Having recently qualified as an RICS Surveyor, I have wasted no time in immersing myself in Property Valuations. I recently undertook a very interesting Retrospective Valuation and I thought I’d share my knowledge and experience I gained!
So what is a Retrospective Property Valuation?
A Retrospective Valuation is typically a valuation of a property based on the market conditions of a previous or historic date. For example, a client will require the valuation of the properties in the 1960’s, 1970’s, 1980’s and so on. Generally, the valuation will be on a specified date of importance which may be the purchase date, sale date, date of death, divorce etc.
So why would anyone want to a Retrospective Valuation?
Well there are various reasons why this valuation is required so often.
- Probate Purposes – whereby an owner would like to value the interest of their property based on the date of a parent’s death. This can then be used for the purpose of paying inheritance tax.
- Capital Gains Tax – capital gains tax can be reliant on the increase in value for the subject property, based on the time of purchase of when it became an investment property to the date of sale. This is the most common purpose of a retrospective valuation.
How can you value a property based on historic sales?
Depending on the date of valuation, this can be extremely simple or extremely complicated.
Naturally, if a client has requested a retrospective valuation for a property based on the market post 1995, you will most likely be able to find electronic archived sale prices via the internet, which will then allow me to have a clear view on the properties price during that period.
The general rule of thumb with retrospective valuations is the nearer the date of valuation to the present day, the more straightforward it will be.
So what do you know when there isn’t data available?
I recently had to undertake valuation of a property based on its market price in 1982. Therefore, there are no known electronic archived sale prices in the area during 1982 as the internet wasn’t used in the same manner as it is today.
In order to gain the best insight into the price of the property and provide the most accurate report possible, I searched, reviewed and obtained archived newspaper advertisements which were located at the British Library.
These advertisements contain an image of the property, a very brief description and then finally the asking price of the property.
As information was extremely scarce, I had to obtain a lot more comparable than usual to obtain a clearer image of what the property value could be. In this case, I looked at over 350 different properties, each time map searching the location to try and find at least 10 to 20 that were all within 1 mile of the property being valued.
Once I had that information to hand, I was then able to look at the general market trends for 1982 and get a very good idea of how strong the market was at the time, lending itself to my assessment of the property prices.
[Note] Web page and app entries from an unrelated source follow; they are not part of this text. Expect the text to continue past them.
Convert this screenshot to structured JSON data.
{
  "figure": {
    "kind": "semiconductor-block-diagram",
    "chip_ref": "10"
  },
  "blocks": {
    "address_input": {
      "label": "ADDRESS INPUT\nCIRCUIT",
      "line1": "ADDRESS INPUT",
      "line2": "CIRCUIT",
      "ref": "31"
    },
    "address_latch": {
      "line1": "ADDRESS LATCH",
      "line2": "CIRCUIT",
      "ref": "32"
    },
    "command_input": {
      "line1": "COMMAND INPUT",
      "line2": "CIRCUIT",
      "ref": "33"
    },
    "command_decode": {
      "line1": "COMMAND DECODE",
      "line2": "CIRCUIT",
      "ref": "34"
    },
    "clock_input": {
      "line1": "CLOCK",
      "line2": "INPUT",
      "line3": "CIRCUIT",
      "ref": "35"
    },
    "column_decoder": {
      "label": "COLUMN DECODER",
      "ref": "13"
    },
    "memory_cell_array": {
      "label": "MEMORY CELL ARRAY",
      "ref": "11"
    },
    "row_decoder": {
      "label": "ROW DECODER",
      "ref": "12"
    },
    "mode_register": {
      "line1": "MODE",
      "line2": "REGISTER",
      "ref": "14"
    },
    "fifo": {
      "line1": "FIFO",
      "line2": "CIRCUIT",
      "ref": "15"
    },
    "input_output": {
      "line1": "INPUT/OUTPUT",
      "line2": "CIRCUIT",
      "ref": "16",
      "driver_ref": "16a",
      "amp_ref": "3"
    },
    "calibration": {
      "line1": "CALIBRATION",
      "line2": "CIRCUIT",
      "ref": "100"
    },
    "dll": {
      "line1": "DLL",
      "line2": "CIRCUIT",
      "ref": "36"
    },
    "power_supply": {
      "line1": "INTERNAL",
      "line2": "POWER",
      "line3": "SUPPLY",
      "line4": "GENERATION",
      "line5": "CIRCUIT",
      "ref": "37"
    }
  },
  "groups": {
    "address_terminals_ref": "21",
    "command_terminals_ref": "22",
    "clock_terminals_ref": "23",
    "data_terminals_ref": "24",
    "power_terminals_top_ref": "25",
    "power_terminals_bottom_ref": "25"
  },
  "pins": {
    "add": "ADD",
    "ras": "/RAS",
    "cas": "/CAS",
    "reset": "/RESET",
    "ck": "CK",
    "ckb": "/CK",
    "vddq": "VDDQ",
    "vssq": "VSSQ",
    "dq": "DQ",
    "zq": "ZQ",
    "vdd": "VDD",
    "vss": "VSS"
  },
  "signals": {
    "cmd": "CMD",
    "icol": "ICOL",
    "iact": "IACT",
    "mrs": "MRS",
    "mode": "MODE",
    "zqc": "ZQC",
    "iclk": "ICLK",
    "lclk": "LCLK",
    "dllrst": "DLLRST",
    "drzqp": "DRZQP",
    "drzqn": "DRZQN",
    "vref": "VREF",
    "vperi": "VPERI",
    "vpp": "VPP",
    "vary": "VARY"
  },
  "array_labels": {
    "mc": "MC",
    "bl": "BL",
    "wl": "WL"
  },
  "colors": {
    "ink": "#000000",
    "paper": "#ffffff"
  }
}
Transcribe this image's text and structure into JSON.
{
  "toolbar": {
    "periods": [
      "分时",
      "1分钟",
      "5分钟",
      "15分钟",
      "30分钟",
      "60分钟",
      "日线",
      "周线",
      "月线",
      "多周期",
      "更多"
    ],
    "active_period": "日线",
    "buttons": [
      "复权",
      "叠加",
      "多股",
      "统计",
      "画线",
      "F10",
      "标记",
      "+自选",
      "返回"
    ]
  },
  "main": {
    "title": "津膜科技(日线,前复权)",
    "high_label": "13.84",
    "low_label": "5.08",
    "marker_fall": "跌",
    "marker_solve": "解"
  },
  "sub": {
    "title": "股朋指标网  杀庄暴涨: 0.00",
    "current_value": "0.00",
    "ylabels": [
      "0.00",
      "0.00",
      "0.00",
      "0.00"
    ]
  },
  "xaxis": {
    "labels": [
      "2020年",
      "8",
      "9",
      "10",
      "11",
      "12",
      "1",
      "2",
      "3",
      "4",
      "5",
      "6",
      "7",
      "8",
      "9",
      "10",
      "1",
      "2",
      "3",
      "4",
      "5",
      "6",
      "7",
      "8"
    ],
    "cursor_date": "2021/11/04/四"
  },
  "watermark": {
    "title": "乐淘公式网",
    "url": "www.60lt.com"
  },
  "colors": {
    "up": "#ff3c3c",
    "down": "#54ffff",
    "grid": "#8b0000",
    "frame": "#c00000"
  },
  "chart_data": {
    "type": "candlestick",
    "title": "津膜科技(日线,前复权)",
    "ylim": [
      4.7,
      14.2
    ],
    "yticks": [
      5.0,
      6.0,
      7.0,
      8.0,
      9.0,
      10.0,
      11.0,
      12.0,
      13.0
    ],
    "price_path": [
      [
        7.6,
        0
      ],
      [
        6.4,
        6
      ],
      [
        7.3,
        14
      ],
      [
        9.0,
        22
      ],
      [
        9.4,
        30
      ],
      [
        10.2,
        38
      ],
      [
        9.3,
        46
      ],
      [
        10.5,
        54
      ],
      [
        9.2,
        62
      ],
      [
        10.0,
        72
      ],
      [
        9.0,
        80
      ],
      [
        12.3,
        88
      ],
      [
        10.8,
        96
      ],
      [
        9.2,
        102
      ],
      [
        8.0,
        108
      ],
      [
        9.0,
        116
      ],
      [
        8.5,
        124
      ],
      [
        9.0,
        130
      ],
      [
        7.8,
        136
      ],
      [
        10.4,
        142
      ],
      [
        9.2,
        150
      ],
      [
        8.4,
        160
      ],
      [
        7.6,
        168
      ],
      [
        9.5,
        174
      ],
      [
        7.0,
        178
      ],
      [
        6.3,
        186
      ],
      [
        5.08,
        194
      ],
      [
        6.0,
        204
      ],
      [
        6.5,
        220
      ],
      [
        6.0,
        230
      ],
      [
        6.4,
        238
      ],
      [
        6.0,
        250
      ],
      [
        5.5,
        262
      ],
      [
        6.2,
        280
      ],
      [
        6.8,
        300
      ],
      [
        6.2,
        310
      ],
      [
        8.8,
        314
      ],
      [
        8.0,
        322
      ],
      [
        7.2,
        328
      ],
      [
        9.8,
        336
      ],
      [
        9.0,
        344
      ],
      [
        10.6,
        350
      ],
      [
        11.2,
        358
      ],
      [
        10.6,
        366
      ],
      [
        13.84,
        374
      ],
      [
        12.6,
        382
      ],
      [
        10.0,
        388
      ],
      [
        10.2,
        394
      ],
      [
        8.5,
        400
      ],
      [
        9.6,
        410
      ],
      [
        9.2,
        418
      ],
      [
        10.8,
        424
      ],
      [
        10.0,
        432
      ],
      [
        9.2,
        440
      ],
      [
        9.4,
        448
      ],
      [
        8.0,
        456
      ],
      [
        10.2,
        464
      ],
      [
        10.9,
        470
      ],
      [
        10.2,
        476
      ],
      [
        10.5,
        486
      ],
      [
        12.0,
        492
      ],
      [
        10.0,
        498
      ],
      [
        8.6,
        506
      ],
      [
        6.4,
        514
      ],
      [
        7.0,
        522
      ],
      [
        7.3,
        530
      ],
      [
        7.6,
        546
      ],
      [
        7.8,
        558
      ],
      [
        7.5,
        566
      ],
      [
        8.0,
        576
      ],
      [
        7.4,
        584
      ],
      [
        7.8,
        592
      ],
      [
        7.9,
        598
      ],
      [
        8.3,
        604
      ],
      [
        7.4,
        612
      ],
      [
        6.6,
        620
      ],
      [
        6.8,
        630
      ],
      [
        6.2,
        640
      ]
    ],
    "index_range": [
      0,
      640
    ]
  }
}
If you are considering obtaining a retrospective valuation, please do not hesitate to give us a call and we will be more than happy to assist with your query.